Every day we scan news headlines and social media for items of interest to the field of suicide prevention. Here’s what we found last week:
Alberta suicide rates remain high despite “encouraging” 20% drop – CBC
Dec. 14, 2016
Recent statistics in Alberta reveal that the number of suicidal deaths is down for the six months of 2016, compared to 2015. There have been 255 suicidal deaths from January to June 2016, a 20% reduction from the same period last year.

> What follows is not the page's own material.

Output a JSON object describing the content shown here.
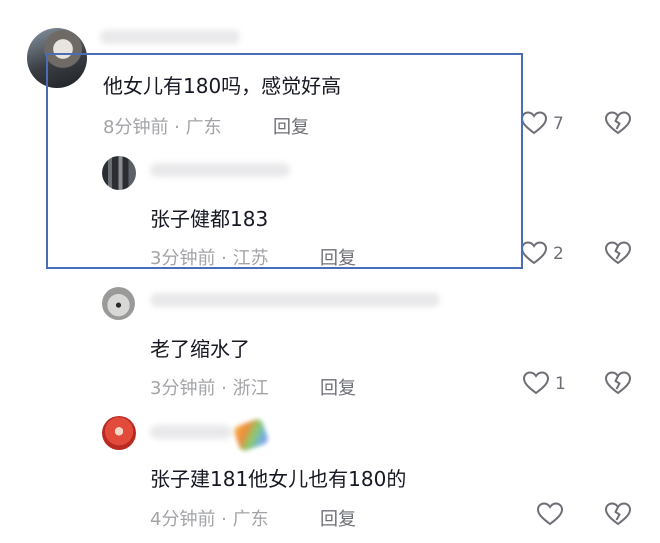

However, Mara Grunau, Executive Director of the Centre for Suicide Prevention in Calgary, says that is an encouraging sign but it is “hardly worth celebrating”. The numbers are slightly down from last year but are still really high, compared to the rest of Canada.
Richard Ramsay, of LivingWorks, providers of suicide prevention training for over 3 decades, feels the root of the problem is that the province has not had a “sustained suicide prevention strategy since the early 90s.” Both Grunau and Ramsay remain optimistic, however, that the provincial government, who conducted a mental health review recently, will help improve the situation with their commitment to implement several new suicide prevention measures.
U of A professor calls drop in Alberta suicide rates “unexpected” – Metro News
Dec. 16, 2016
Peter Silverstone, professor of psychiatry at the University of Alberta, finds the reduction in suicides so far in 2016 to be “unexpected but positive.” He thinks that due to the continued rise in Alberta’s unemployment should be also reflected in an increase in suicides. Yet there have been 255 suicides in Alberta so far in 2016, a reduction of 20%.
Mara Grunau, Executive Director of the Centre for Suicide Prevention in Calgary, is thrilled to see the reduction in suicide deaths but cautions that the numbers of suicides in Alberta–over 500 a year–are still way too high and unacceptable. She also noted how the highest at-risk group for suicide–middle-aged men–are those who still need to be reached the most. This is even more pronounced in a province like Alberta with “hyper-masculine, lone-wolf type industries like farming, ranching, and the oil patch in general.” There is still a great resistance among these men to seek help or appear vulnerable, she says.
Explicit suicide scene leads Quebec school board to ban screenings – CBC
Dec. 14, 2016
The Val-des-Cerfs School Board in Quebec’s Eastern Townships has cancelled a field trip of 600 students to see Yan England’s new film, 1:54. This comes as a result of public health and local suicide prevention organizations warning of an “explicit suicide scene”.
The film depicts issues such as depression, bullying, and suicide among teens. Tania Boilar, speaking on behalf of a local suicide prevention organization, thinks the film does not depict the issue of suicide in a responsible manner. She does “not condemn the film as a work of art” but thinks it is not an appropriate “educational tool” for students.